_Element data from apps and pages_
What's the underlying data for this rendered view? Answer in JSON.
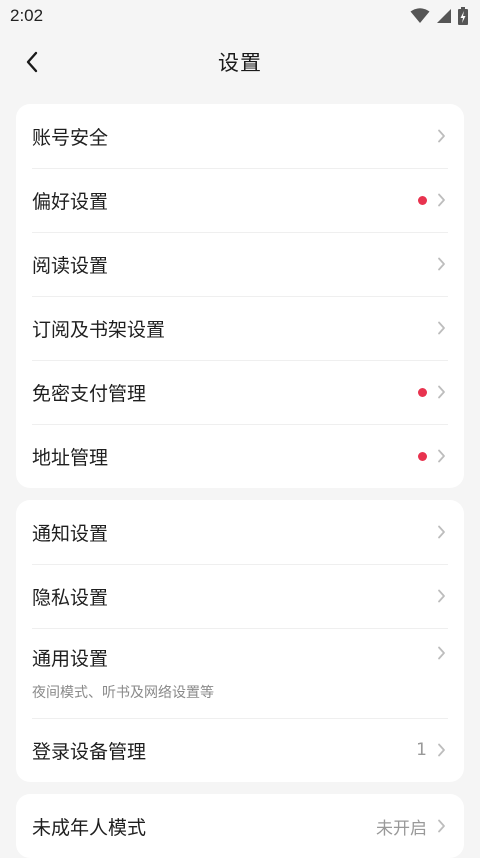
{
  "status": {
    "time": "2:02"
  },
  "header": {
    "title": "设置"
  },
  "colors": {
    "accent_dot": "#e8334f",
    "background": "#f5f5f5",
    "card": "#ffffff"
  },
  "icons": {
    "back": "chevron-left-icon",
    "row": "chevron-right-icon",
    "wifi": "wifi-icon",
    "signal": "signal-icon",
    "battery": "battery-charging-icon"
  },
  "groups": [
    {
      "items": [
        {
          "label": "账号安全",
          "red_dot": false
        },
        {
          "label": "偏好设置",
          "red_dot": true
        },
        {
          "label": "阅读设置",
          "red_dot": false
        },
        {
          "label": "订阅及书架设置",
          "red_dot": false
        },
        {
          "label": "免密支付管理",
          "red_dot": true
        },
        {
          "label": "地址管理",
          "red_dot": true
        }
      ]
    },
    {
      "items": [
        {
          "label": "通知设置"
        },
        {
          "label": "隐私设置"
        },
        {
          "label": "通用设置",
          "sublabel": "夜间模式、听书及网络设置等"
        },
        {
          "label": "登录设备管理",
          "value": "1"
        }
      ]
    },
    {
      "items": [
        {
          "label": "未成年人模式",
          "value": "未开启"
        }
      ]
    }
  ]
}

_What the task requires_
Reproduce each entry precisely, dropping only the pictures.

_Exercise response_
What's the underlying data for this rendered view? Answer in JSON.
{
  "status": {
    "time": "2:02"
  },
  "header": {
    "title": "设置"
  },
  "colors": {
    "accent_dot": "#e8334f",
    "background": "#f5f5f5",
    "card": "#ffffff"
  },
  "icons": {
    "back": "chevron-left-icon",
    "row": "chevron-right-icon",
    "wifi": "wifi-icon",
    "signal": "signal-icon",
    "battery": "battery-charging-icon"
  },
  "groups": [
    {
      "items": [
        {
          "label": "账号安全",
          "red_dot": false
        },
        {
          "label": "偏好设置",
          "red_dot": true
        },
        {
          "label": "阅读设置",
          "red_dot": false
        },
        {
          "label": "订阅及书架设置",
          "red_dot": false
        },
        {
          "label": "免密支付管理",
          "red_dot": true
        },
        {
          "label": "地址管理",
          "red_dot": true
        }
      ]
    },
    {
      "items": [
        {
          "label": "通知设置"
        },
        {
          "label": "隐私设置"
        },
        {
          "label": "通用设置",
          "sublabel": "夜间模式、听书及网络设置等"
        },
        {
          "label": "登录设备管理",
          "value": "1"
        }
      ]
    },
    {
      "items": [
        {
          "label": "未成年人模式",
          "value": "未开启"
        }
      ]
    }
  ]
}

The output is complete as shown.